* Entries supplied *
=== Section Start ===
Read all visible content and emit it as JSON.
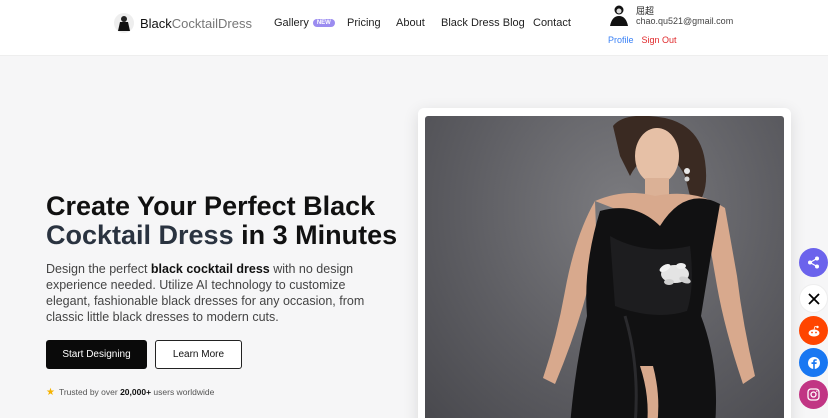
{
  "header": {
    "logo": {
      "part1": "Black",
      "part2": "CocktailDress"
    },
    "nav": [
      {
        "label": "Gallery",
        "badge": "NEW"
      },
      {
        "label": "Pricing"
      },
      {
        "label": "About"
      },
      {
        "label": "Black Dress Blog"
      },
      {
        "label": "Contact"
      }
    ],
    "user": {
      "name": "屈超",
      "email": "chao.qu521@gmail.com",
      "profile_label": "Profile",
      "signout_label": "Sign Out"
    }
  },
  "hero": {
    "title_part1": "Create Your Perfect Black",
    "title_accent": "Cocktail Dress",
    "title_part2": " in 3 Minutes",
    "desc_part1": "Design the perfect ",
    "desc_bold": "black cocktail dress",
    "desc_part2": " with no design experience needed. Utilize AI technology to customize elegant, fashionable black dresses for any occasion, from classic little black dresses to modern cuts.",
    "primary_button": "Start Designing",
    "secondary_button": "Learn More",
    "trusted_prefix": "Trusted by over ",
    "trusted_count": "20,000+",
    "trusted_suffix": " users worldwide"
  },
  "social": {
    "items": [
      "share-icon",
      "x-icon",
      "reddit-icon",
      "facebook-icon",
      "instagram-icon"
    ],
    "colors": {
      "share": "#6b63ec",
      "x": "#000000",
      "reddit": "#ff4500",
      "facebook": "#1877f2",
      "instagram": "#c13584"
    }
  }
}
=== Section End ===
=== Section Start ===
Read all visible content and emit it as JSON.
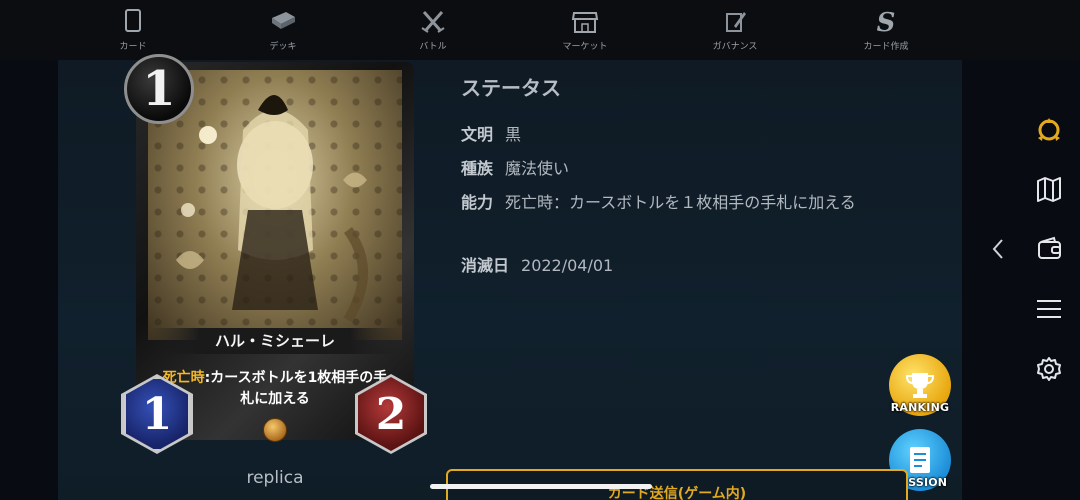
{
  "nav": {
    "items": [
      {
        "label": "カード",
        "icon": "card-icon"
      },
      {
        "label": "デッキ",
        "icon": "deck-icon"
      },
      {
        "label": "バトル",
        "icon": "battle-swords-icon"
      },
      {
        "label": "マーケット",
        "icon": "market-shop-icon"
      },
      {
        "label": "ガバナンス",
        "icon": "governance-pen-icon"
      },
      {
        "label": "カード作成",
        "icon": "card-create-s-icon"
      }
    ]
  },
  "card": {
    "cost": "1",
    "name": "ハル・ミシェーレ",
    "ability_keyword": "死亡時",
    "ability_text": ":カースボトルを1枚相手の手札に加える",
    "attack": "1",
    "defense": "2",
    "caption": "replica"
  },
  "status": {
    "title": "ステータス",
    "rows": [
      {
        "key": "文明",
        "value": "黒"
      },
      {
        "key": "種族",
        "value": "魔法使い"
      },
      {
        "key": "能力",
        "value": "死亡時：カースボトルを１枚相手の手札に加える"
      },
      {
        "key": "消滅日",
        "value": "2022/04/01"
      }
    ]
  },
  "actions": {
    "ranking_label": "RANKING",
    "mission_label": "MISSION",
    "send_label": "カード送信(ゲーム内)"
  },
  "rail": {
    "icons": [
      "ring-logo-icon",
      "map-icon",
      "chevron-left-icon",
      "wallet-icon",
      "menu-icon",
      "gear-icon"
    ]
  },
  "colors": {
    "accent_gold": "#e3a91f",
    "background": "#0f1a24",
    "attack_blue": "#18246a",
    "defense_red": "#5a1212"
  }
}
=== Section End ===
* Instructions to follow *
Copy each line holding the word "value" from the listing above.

* Solved exercise *
        "value": "黒"
        "value": "魔法使い"
        "value": "死亡時：カースボトルを１枚相手の手札に加える"
        "value": "2022/04/01"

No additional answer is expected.